*** Data listing ***

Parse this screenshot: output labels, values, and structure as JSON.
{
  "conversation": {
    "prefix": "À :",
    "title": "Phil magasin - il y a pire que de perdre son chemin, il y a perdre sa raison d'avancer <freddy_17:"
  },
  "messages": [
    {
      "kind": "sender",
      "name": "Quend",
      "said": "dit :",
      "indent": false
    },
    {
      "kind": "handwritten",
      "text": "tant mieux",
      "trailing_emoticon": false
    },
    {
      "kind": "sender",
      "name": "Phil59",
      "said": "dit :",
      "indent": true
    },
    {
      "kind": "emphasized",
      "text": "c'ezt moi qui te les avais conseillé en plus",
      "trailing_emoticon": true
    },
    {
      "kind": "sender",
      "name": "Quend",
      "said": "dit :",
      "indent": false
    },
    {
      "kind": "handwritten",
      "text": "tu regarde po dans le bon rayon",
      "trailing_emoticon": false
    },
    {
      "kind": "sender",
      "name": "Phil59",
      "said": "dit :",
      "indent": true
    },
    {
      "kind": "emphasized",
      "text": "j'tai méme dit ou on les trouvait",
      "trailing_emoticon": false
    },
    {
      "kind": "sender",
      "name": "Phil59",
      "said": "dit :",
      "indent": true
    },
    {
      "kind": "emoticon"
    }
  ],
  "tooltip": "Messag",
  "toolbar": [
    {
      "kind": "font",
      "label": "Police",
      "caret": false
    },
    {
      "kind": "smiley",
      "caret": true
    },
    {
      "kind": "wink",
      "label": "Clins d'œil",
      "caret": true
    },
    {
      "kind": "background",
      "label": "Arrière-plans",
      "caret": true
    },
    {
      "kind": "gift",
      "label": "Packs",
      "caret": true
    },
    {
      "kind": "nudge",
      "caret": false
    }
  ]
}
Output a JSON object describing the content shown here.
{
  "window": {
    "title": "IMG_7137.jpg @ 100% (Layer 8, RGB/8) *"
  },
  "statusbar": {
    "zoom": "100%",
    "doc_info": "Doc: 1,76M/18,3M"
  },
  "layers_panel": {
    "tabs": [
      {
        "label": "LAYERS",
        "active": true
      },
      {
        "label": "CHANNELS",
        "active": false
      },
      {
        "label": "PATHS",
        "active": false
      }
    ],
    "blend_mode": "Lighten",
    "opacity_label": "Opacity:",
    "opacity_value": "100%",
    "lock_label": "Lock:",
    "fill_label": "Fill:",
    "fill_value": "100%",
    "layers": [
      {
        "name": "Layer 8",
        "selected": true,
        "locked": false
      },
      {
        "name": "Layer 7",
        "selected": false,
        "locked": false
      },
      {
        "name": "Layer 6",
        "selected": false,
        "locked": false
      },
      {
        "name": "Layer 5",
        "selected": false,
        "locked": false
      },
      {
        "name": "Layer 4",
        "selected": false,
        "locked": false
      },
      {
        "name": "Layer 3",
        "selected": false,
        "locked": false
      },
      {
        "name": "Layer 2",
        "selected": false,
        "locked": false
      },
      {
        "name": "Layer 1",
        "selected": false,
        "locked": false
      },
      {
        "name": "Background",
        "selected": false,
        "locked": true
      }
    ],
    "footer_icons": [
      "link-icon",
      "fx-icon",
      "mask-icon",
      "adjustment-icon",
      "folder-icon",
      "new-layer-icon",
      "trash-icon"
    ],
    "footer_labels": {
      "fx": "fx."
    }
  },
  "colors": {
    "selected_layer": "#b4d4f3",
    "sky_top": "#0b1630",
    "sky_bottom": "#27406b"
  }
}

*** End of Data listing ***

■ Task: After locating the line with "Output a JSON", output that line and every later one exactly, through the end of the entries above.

■ Answer space:
Output a JSON object describing the content shown here.
{
  "window": {
    "title": "IMG_7137.jpg @ 100% (Layer 8, RGB/8) *"
  },
  "statusbar": {
    "zoom": "100%",
    "doc_info": "Doc: 1,76M/18,3M"
  },
  "layers_panel": {
    "tabs": [
      {
        "label": "LAYERS",
        "active": true
      },
      {
        "label": "CHANNELS",
        "active": false
      },
      {
        "label": "PATHS",
        "active": false
      }
    ],
    "blend_mode": "Lighten",
    "opacity_label": "Opacity:",
    "opacity_value": "100%",
    "lock_label": "Lock:",
    "fill_label": "Fill:",
    "fill_value": "100%",
    "layers": [
      {
        "name": "Layer 8",
        "selected": true,
        "locked": false
      },
      {
        "name": "Layer 7",
        "selected": false,
        "locked": false
      },
      {
        "name": "Layer 6",
        "selected": false,
        "locked": false
      },
      {
        "name": "Layer 5",
        "selected": false,
        "locked": false
      },
      {
        "name": "Layer 4",
        "selected": false,
        "locked": false
      },
      {
        "name": "Layer 3",
        "selected": false,
        "locked": false
      },
      {
        "name": "Layer 2",
        "selected": false,
        "locked": false
      },
      {
        "name": "Layer 1",
        "selected": false,
        "locked": false
      },
      {
        "name": "Background",
        "selected": false,
        "locked": true
      }
    ],
    "footer_icons": [
      "link-icon",
      "fx-icon",
      "mask-icon",
      "adjustment-icon",
      "folder-icon",
      "new-layer-icon",
      "trash-icon"
    ],
    "footer_labels": {
      "fx": "fx."
    }
  },
  "colors": {
    "selected_layer": "#b4d4f3",
    "sky_top": "#0b1630",
    "sky_bottom": "#27406b"
  }
}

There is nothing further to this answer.